† To give one example. State Socialism means one thing to , German, another to an Englishman; and one thing to an Englishman of Adam Smith's time, and another to an Englishman of our own time: the State, in the latter context, mans the community democratically organized for collective purposes, whether parochially, locally, or nationally.
kind of character and social type than is encouraged by the conditions of ordinary competitive enterprise. If it does, in a sense, want to make things easier, it is only for the worker, and not for the idler ; and the problem with which it is concerned is not primarily a more or less of enjoyment, but a more or less of opportunity for development of character and individuality. Its criterion of economic machinery is simply-does it or does it not make for a greater amount and quality of life and character ?
The older Socialism rested upon such ideas as “the right to live," “the right to work," " payment according to needs," the denial of “the rent of ability,' "expropriation without compensation," “minimizing” or “materializing" of wants—all ideas of retrogressive rather than of progressive" selection." But it would not be too much to say that all these ideas are either silently ignored or expressly repudiated by modern Socialism. The “ideology" of the older Socialists has given way to a deliberately, and in some ways rigidly, scientific treatment of life. Modern Socialism recognizes the baws of social growth and development in setting itself against catastrophic impossibilism and the manufacture of mechanical Utopias; it recognizes the moral continuity of society in its consideration for vested interests; it does not base industrial organization on “the right to work” so much as on the right of the worker, not on "payment according to needs" so much as "payment according to services "; it recognizes the remuneration of ability, provided that the ability does not merely represent a monopoly of privileged and non-competitive advantage ; it is aware of the utility of capital, without making the individualist's confusion between the employment of capital and the ownership of it, between the productive and proprietary classes; it is not concerned about the inequality of property, except so far as it conflicts with sound national economy; it does not desire so much to minimize as to rationalize wants, and attaches the utmost importance to the qualitative development of consumption; and, finally, not to enumerate more distinctly economic developments, it recognizes “the abiding necessity for contest, competition, and selection," as means of development, when it presses for such an organization of industry as shall make selection according to ability and character the determining factor in the remuneration of labor.

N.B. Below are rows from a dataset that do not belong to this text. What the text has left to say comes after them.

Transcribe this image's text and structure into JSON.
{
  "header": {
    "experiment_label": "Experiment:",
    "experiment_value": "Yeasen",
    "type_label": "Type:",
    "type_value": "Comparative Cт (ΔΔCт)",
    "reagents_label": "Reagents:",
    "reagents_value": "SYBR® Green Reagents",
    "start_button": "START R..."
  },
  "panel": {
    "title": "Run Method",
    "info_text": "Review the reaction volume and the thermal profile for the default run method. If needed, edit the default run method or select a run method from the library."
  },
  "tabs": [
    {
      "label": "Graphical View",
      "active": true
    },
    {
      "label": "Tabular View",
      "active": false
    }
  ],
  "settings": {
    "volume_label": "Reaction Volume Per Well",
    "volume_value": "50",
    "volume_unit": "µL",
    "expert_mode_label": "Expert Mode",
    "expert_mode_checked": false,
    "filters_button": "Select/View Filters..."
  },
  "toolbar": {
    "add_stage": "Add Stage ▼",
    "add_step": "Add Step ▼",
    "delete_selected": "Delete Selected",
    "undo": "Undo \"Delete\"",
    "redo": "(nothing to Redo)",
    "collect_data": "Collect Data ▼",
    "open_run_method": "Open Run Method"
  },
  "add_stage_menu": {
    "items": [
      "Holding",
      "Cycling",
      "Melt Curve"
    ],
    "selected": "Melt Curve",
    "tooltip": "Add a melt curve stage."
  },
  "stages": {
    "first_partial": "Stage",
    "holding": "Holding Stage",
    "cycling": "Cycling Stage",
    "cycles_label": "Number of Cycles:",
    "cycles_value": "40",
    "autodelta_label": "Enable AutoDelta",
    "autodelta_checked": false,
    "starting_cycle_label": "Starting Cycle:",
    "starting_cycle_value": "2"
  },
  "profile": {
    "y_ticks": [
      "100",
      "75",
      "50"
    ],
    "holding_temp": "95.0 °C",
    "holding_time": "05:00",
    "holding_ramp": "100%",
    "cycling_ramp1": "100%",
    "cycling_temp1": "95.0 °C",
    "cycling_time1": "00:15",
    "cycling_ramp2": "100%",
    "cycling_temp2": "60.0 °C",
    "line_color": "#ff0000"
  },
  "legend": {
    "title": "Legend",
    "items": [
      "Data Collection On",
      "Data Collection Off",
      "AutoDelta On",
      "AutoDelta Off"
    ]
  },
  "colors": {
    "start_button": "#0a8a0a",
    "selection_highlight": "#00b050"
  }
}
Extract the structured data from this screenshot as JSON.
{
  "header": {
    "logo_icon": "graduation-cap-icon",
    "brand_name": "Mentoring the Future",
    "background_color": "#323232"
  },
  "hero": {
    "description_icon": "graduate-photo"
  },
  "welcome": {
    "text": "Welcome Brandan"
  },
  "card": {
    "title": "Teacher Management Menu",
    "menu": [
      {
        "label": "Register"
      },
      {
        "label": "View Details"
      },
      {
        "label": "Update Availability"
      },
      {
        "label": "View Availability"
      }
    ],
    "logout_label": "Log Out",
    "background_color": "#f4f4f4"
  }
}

Socialism and Competition. So far from attempting to eliminate “competition " from life, it endeavors to raise its plane, to make it a competition of character and positive social quality. The competition which takes the form not of doing one's own work as well as possible, but of preventing any one else from doing the same work—the form of competition, that is, in which the gain of one man is the loss of another-is of no social value. The only competition that can advance individual or social life is simply a corollary of co-operation ; it implies the recognition of a common good and a common interest which gives to our “individual ” work its meaning, its quality, and its value ; and the